• [EXERCISE AIM]: Your job is to copy all the entries precisely as they stand.

Segment Start: STORED DATA

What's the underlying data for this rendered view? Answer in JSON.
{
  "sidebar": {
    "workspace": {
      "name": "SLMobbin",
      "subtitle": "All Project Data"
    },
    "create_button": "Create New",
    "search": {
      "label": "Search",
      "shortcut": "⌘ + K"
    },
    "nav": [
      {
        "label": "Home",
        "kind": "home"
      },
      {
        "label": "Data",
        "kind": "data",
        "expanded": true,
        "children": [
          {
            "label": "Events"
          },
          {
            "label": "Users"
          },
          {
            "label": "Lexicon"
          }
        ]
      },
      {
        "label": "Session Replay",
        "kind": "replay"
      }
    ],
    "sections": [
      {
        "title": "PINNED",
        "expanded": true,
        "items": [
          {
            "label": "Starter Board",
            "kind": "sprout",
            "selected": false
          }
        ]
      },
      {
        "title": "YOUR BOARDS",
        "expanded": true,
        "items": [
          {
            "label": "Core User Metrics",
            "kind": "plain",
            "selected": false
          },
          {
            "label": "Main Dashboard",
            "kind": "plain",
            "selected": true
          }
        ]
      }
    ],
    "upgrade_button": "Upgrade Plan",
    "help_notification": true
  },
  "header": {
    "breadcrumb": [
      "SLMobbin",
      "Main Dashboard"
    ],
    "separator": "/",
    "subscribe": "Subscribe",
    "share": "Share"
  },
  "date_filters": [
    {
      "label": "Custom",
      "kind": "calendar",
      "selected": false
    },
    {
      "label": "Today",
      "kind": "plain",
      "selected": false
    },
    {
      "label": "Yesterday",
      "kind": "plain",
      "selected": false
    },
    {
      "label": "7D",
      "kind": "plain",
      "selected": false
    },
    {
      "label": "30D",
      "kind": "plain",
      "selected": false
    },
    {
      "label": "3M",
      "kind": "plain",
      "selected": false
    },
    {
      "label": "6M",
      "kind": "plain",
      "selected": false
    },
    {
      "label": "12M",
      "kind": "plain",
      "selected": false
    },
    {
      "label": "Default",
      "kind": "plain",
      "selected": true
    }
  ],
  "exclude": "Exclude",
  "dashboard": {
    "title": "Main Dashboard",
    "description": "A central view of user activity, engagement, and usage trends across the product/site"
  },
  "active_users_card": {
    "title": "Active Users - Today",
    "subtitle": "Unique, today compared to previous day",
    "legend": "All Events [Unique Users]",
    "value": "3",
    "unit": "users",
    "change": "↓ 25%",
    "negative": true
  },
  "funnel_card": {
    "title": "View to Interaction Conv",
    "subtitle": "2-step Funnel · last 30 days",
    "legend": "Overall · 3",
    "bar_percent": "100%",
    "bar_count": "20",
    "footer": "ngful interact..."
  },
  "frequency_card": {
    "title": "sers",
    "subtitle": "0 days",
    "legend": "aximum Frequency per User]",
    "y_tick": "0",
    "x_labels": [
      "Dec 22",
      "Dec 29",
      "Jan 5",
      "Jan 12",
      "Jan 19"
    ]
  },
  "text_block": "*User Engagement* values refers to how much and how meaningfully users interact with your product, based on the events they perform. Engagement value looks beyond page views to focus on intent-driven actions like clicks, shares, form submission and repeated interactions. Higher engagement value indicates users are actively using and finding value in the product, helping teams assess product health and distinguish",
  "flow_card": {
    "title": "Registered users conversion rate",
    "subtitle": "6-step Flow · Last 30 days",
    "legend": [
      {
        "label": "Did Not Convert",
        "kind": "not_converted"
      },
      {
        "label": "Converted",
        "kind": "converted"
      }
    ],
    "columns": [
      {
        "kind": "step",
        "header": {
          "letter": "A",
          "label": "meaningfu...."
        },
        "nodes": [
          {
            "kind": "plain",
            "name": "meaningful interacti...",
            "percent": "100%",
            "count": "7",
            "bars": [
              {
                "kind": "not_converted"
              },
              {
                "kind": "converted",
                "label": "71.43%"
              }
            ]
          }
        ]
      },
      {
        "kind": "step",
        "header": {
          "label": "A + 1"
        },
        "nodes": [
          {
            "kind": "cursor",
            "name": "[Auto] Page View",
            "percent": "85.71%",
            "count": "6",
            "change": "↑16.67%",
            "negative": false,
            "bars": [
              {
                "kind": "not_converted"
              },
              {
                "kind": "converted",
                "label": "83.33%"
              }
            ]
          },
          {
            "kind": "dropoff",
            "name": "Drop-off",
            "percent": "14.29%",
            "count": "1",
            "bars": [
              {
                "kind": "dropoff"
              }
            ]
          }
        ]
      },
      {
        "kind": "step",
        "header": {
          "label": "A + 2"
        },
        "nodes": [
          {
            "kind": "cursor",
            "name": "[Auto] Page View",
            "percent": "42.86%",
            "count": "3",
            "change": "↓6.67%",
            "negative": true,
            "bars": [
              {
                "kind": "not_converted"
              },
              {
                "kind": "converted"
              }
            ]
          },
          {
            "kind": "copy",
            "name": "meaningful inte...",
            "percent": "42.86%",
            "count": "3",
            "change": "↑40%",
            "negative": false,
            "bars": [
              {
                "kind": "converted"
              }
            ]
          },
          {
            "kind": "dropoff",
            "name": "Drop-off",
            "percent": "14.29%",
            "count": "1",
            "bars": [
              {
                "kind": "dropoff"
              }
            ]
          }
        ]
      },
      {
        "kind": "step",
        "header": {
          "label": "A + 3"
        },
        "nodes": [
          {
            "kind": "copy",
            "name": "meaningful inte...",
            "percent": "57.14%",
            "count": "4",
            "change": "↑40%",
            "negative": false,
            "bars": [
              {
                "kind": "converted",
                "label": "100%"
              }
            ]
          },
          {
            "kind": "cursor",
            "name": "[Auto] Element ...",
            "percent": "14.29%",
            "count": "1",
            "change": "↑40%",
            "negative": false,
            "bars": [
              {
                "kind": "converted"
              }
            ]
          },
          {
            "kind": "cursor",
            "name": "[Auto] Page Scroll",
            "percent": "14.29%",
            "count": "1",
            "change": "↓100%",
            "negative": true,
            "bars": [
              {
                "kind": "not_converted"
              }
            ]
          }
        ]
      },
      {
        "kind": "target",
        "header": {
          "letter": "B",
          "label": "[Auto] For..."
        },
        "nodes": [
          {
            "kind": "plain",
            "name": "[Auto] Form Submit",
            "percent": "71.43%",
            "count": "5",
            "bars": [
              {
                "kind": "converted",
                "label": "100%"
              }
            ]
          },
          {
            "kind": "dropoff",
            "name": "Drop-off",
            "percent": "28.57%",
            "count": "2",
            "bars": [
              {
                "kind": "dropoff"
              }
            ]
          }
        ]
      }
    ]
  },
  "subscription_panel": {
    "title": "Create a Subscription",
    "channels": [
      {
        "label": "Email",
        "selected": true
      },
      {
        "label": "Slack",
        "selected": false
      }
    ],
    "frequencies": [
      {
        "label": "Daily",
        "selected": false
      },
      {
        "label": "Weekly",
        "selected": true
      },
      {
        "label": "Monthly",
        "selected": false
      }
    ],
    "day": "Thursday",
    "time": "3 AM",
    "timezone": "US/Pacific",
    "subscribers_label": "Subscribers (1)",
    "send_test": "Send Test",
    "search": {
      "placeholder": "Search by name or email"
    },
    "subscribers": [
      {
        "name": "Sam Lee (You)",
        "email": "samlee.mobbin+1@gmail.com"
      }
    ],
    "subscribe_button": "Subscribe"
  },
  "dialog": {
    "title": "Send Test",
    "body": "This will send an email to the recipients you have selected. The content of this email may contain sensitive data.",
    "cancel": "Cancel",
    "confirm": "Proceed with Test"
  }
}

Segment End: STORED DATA

• [WRITTEN REPLY]:
What's the underlying data for this rendered view? Answer in JSON.
{
  "sidebar": {
    "workspace": {
      "name": "SLMobbin",
      "subtitle": "All Project Data"
    },
    "create_button": "Create New",
    "search": {
      "label": "Search",
      "shortcut": "⌘ + K"
    },
    "nav": [
      {
        "label": "Home",
        "kind": "home"
      },
      {
        "label": "Data",
        "kind": "data",
        "expanded": true,
        "children": [
          {
            "label": "Events"
          },
          {
            "label": "Users"
          },
          {
            "label": "Lexicon"
          }
        ]
      },
      {
        "label": "Session Replay",
        "kind": "replay"
      }
    ],
    "sections": [
      {
        "title": "PINNED",
        "expanded": true,
        "items": [
          {
            "label": "Starter Board",
            "kind": "sprout",
            "selected": false
          }
        ]
      },
      {
        "title": "YOUR BOARDS",
        "expanded": true,
        "items": [
          {
            "label": "Core User Metrics",
            "kind": "plain",
            "selected": false
          },
          {
            "label": "Main Dashboard",
            "kind": "plain",
            "selected": true
          }
        ]
      }
    ],
    "upgrade_button": "Upgrade Plan",
    "help_notification": true
  },
  "header": {
    "breadcrumb": [
      "SLMobbin",
      "Main Dashboard"
    ],
    "separator": "/",
    "subscribe": "Subscribe",
    "share": "Share"
  },
  "date_filters": [
    {
      "label": "Custom",
      "kind": "calendar",
      "selected": false
    },
    {
      "label": "Today",
      "kind": "plain",
      "selected": false
    },
    {
      "label": "Yesterday",
      "kind": "plain",
      "selected": false
    },
    {
      "label": "7D",
      "kind": "plain",
      "selected": false
    },
    {
      "label": "30D",
      "kind": "plain",
      "selected": false
    },
    {
      "label": "3M",
      "kind": "plain",
      "selected": false
    },
    {
      "label": "6M",
      "kind": "plain",
      "selected": false
    },
    {
      "label": "12M",
      "kind": "plain",
      "selected": false
    },
    {
      "label": "Default",
      "kind": "plain",
      "selected": true
    }
  ],
  "exclude": "Exclude",
  "dashboard": {
    "title": "Main Dashboard",
    "description": "A central view of user activity, engagement, and usage trends across the product/site"
  },
  "active_users_card": {
    "title": "Active Users - Today",
    "subtitle": "Unique, today compared to previous day",
    "legend": "All Events [Unique Users]",
    "value": "3",
    "unit": "users",
    "change": "↓ 25%",
    "negative": true
  },
  "funnel_card": {
    "title": "View to Interaction Conv",
    "subtitle": "2-step Funnel · last 30 days",
    "legend": "Overall · 3",
    "bar_percent": "100%",
    "bar_count": "20",
    "footer": "ngful interact..."
  },
  "frequency_card": {
    "title": "sers",
    "subtitle": "0 days",
    "legend": "aximum Frequency per User]",
    "y_tick": "0",
    "x_labels": [
      "Dec 22",
      "Dec 29",
      "Jan 5",
      "Jan 12",
      "Jan 19"
    ]
  },
  "text_block": "*User Engagement* values refers to how much and how meaningfully users interact with your product, based on the events they perform. Engagement value looks beyond page views to focus on intent-driven actions like clicks, shares, form submission and repeated interactions. Higher engagement value indicates users are actively using and finding value in the product, helping teams assess product health and distinguish",
  "flow_card": {
    "title": "Registered users conversion rate",
    "subtitle": "6-step Flow · Last 30 days",
    "legend": [
      {
        "label": "Did Not Convert",
        "kind": "not_converted"
      },
      {
        "label": "Converted",
        "kind": "converted"
      }
    ],
    "columns": [
      {
        "kind": "step",
        "header": {
          "letter": "A",
          "label": "meaningfu...."
        },
        "nodes": [
          {
            "kind": "plain",
            "name": "meaningful interacti...",
            "percent": "100%",
            "count": "7",
            "bars": [
              {
                "kind": "not_converted"
              },
              {
                "kind": "converted",
                "label": "71.43%"
              }
            ]
          }
        ]
      },
      {
        "kind": "step",
        "header": {
          "label": "A + 1"
        },
        "nodes": [
          {
            "kind": "cursor",
            "name": "[Auto] Page View",
            "percent": "85.71%",
            "count": "6",
            "change": "↑16.67%",
            "negative": false,
            "bars": [
              {
                "kind": "not_converted"
              },
              {
                "kind": "converted",
                "label": "83.33%"
              }
            ]
          },
          {
            "kind": "dropoff",
            "name": "Drop-off",
            "percent": "14.29%",
            "count": "1",
            "bars": [
              {
                "kind": "dropoff"
              }
            ]
          }
        ]
      },
      {
        "kind": "step",
        "header": {
          "label": "A + 2"
        },
        "nodes": [
          {
            "kind": "cursor",
            "name": "[Auto] Page View",
            "percent": "42.86%",
            "count": "3",
            "change": "↓6.67%",
            "negative": true,
            "bars": [
              {
                "kind": "not_converted"
              },
              {
                "kind": "converted"
              }
            ]
          },
          {
            "kind": "copy",
            "name": "meaningful inte...",
            "percent": "42.86%",
            "count": "3",
            "change": "↑40%",
            "negative": false,
            "bars": [
              {
                "kind": "converted"
              }
            ]
          },
          {
            "kind": "dropoff",
            "name": "Drop-off",
            "percent": "14.29%",
            "count": "1",
            "bars": [
              {
                "kind": "dropoff"
              }
            ]
          }
        ]
      },
      {
        "kind": "step",
        "header": {
          "label": "A + 3"
        },
        "nodes": [
          {
            "kind": "copy",
            "name": "meaningful inte...",
            "percent": "57.14%",
            "count": "4",
            "change": "↑40%",
            "negative": false,
            "bars": [
              {
                "kind": "converted",
                "label": "100%"
              }
            ]
          },
          {
            "kind": "cursor",
            "name": "[Auto] Element ...",
            "percent": "14.29%",
            "count": "1",
            "change": "↑40%",
            "negative": false,
            "bars": [
              {
                "kind": "converted"
              }
            ]
          },
          {
            "kind": "cursor",
            "name": "[Auto] Page Scroll",
            "percent": "14.29%",
            "count": "1",
            "change": "↓100%",
            "negative": true,
            "bars": [
              {
                "kind": "not_converted"
              }
            ]
          }
        ]
      },
      {
        "kind": "target",
        "header": {
          "letter": "B",
          "label": "[Auto] For..."
        },
        "nodes": [
          {
            "kind": "plain",
            "name": "[Auto] Form Submit",
            "percent": "71.43%",
            "count": "5",
            "bars": [
              {
                "kind": "converted",
                "label": "100%"
              }
            ]
          },
          {
            "kind": "dropoff",
            "name": "Drop-off",
            "percent": "28.57%",
            "count": "2",
            "bars": [
              {
                "kind": "dropoff"
              }
            ]
          }
        ]
      }
    ]
  },
  "subscription_panel": {
    "title": "Create a Subscription",
    "channels": [
      {
        "label": "Email",
        "selected": true
      },
      {
        "label": "Slack",
        "selected": false
      }
    ],
    "frequencies": [
      {
        "label": "Daily",
        "selected": false
      },
      {
        "label": "Weekly",
        "selected": true
      },
      {
        "label": "Monthly",
        "selected": false
      }
    ],
    "day": "Thursday",
    "time": "3 AM",
    "timezone": "US/Pacific",
    "subscribers_label": "Subscribers (1)",
    "send_test": "Send Test",
    "search": {
      "placeholder": "Search by name or email"
    },
    "subscribers": [
      {
        "name": "Sam Lee (You)",
        "email": "samlee.mobbin+1@gmail.com"
      }
    ],
    "subscribe_button": "Subscribe"
  },
  "dialog": {
    "title": "Send Test",
    "body": "This will send an email to the recipients you have selected. The content of this email may contain sensitive data.",
    "cancel": "Cancel",
    "confirm": "Proceed with Test"
  }
}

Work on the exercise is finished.